== EXERCISE DIRECTIONS ==
The copy has to match the data exactly and leave out every picture.

Interface dataset entries
◇ ◇ ◇ ◇ ◇

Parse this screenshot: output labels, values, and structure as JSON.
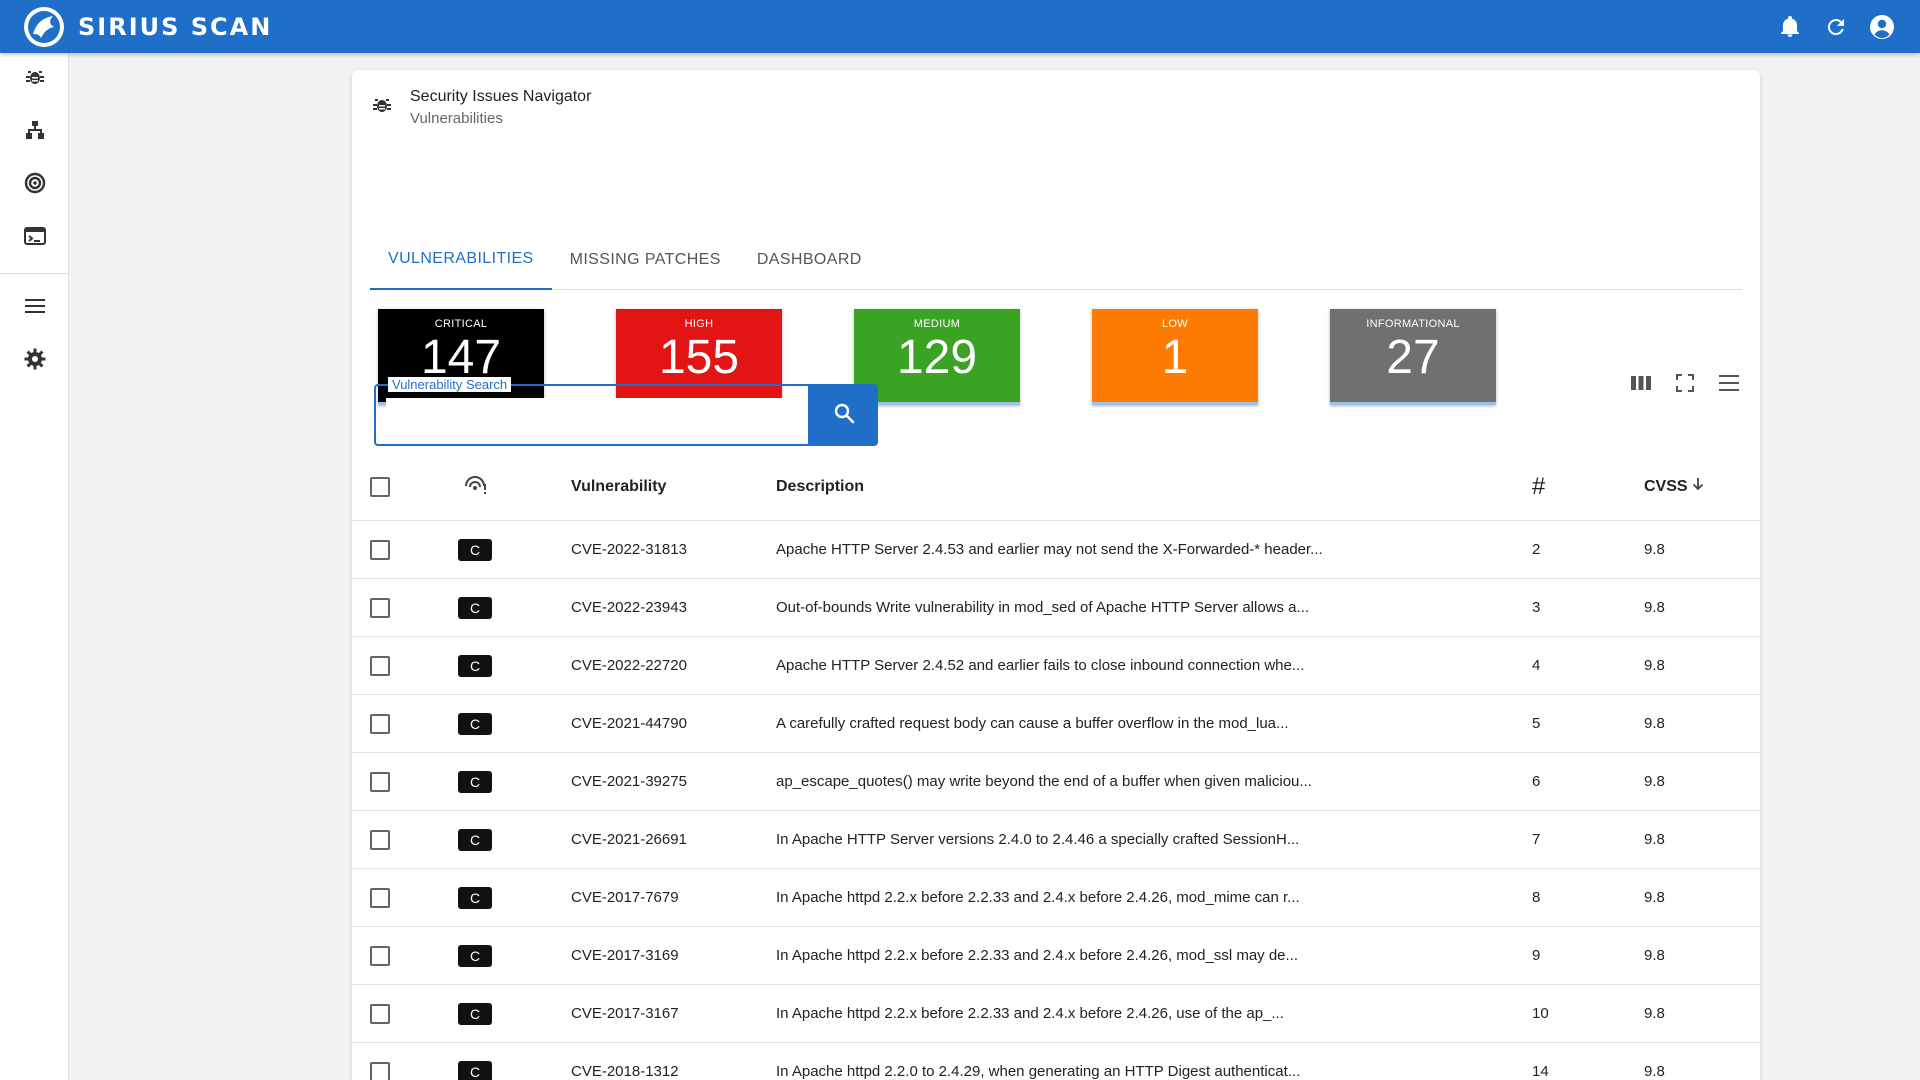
{
  "app": {
    "brand": "SIRIUS SCAN"
  },
  "header": {
    "title": "Security Issues Navigator",
    "subtitle": "Vulnerabilities"
  },
  "tabs": [
    {
      "label": "VULNERABILITIES",
      "active": true
    },
    {
      "label": "MISSING PATCHES",
      "active": false
    },
    {
      "label": "DASHBOARD",
      "active": false
    }
  ],
  "severity": [
    {
      "label": "CRITICAL",
      "count": "147",
      "color": "#000000"
    },
    {
      "label": "HIGH",
      "count": "155",
      "color": "#e21414"
    },
    {
      "label": "MEDIUM",
      "count": "129",
      "color": "#3aa324"
    },
    {
      "label": "LOW",
      "count": "1",
      "color": "#ff7a00"
    },
    {
      "label": "INFORMATIONAL",
      "count": "27",
      "color": "#707070"
    }
  ],
  "search": {
    "label": "Vulnerability Search",
    "value": ""
  },
  "table": {
    "headers": {
      "vulnerability": "Vulnerability",
      "description": "Description",
      "count": "#",
      "cvss": "CVSS"
    },
    "rows": [
      {
        "sev": "C",
        "id": "CVE-2022-31813",
        "desc": "Apache HTTP Server 2.4.53 and earlier may not send the X-Forwarded-* header...",
        "count": "2",
        "cvss": "9.8"
      },
      {
        "sev": "C",
        "id": "CVE-2022-23943",
        "desc": "Out-of-bounds Write vulnerability in mod_sed of Apache HTTP Server allows a...",
        "count": "3",
        "cvss": "9.8"
      },
      {
        "sev": "C",
        "id": "CVE-2022-22720",
        "desc": "Apache HTTP Server 2.4.52 and earlier fails to close inbound connection whe...",
        "count": "4",
        "cvss": "9.8"
      },
      {
        "sev": "C",
        "id": "CVE-2021-44790",
        "desc": "A carefully crafted request body can cause a buffer overflow in the mod_lua...",
        "count": "5",
        "cvss": "9.8"
      },
      {
        "sev": "C",
        "id": "CVE-2021-39275",
        "desc": "ap_escape_quotes() may write beyond the end of a buffer when given maliciou...",
        "count": "6",
        "cvss": "9.8"
      },
      {
        "sev": "C",
        "id": "CVE-2021-26691",
        "desc": "In Apache HTTP Server versions 2.4.0 to 2.4.46 a specially crafted SessionH...",
        "count": "7",
        "cvss": "9.8"
      },
      {
        "sev": "C",
        "id": "CVE-2017-7679",
        "desc": "In Apache httpd 2.2.x before 2.2.33 and 2.4.x before 2.4.26, mod_mime can r...",
        "count": "8",
        "cvss": "9.8"
      },
      {
        "sev": "C",
        "id": "CVE-2017-3169",
        "desc": "In Apache httpd 2.2.x before 2.2.33 and 2.4.x before 2.4.26, mod_ssl may de...",
        "count": "9",
        "cvss": "9.8"
      },
      {
        "sev": "C",
        "id": "CVE-2017-3167",
        "desc": "In Apache httpd 2.2.x before 2.2.33 and 2.4.x before 2.4.26, use of the ap_...",
        "count": "10",
        "cvss": "9.8"
      },
      {
        "sev": "C",
        "id": "CVE-2018-1312",
        "desc": "In Apache httpd 2.2.0 to 2.4.29, when generating an HTTP Digest authenticat...",
        "count": "14",
        "cvss": "9.8"
      }
    ]
  }
}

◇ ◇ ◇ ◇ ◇

== RESULT ==
Parse this screenshot: output labels, values, and structure as JSON.
{
  "app": {
    "brand": "SIRIUS SCAN"
  },
  "header": {
    "title": "Security Issues Navigator",
    "subtitle": "Vulnerabilities"
  },
  "tabs": [
    {
      "label": "VULNERABILITIES",
      "active": true
    },
    {
      "label": "MISSING PATCHES",
      "active": false
    },
    {
      "label": "DASHBOARD",
      "active": false
    }
  ],
  "severity": [
    {
      "label": "CRITICAL",
      "count": "147",
      "color": "#000000"
    },
    {
      "label": "HIGH",
      "count": "155",
      "color": "#e21414"
    },
    {
      "label": "MEDIUM",
      "count": "129",
      "color": "#3aa324"
    },
    {
      "label": "LOW",
      "count": "1",
      "color": "#ff7a00"
    },
    {
      "label": "INFORMATIONAL",
      "count": "27",
      "color": "#707070"
    }
  ],
  "search": {
    "label": "Vulnerability Search",
    "value": ""
  },
  "table": {
    "headers": {
      "vulnerability": "Vulnerability",
      "description": "Description",
      "count": "#",
      "cvss": "CVSS"
    },
    "rows": [
      {
        "sev": "C",
        "id": "CVE-2022-31813",
        "desc": "Apache HTTP Server 2.4.53 and earlier may not send the X-Forwarded-* header...",
        "count": "2",
        "cvss": "9.8"
      },
      {
        "sev": "C",
        "id": "CVE-2022-23943",
        "desc": "Out-of-bounds Write vulnerability in mod_sed of Apache HTTP Server allows a...",
        "count": "3",
        "cvss": "9.8"
      },
      {
        "sev": "C",
        "id": "CVE-2022-22720",
        "desc": "Apache HTTP Server 2.4.52 and earlier fails to close inbound connection whe...",
        "count": "4",
        "cvss": "9.8"
      },
      {
        "sev": "C",
        "id": "CVE-2021-44790",
        "desc": "A carefully crafted request body can cause a buffer overflow in the mod_lua...",
        "count": "5",
        "cvss": "9.8"
      },
      {
        "sev": "C",
        "id": "CVE-2021-39275",
        "desc": "ap_escape_quotes() may write beyond the end of a buffer when given maliciou...",
        "count": "6",
        "cvss": "9.8"
      },
      {
        "sev": "C",
        "id": "CVE-2021-26691",
        "desc": "In Apache HTTP Server versions 2.4.0 to 2.4.46 a specially crafted SessionH...",
        "count": "7",
        "cvss": "9.8"
      },
      {
        "sev": "C",
        "id": "CVE-2017-7679",
        "desc": "In Apache httpd 2.2.x before 2.2.33 and 2.4.x before 2.4.26, mod_mime can r...",
        "count": "8",
        "cvss": "9.8"
      },
      {
        "sev": "C",
        "id": "CVE-2017-3169",
        "desc": "In Apache httpd 2.2.x before 2.2.33 and 2.4.x before 2.4.26, mod_ssl may de...",
        "count": "9",
        "cvss": "9.8"
      },
      {
        "sev": "C",
        "id": "CVE-2017-3167",
        "desc": "In Apache httpd 2.2.x before 2.2.33 and 2.4.x before 2.4.26, use of the ap_...",
        "count": "10",
        "cvss": "9.8"
      },
      {
        "sev": "C",
        "id": "CVE-2018-1312",
        "desc": "In Apache httpd 2.2.0 to 2.4.29, when generating an HTTP Digest authenticat...",
        "count": "14",
        "cvss": "9.8"
      }
    ]
  }
}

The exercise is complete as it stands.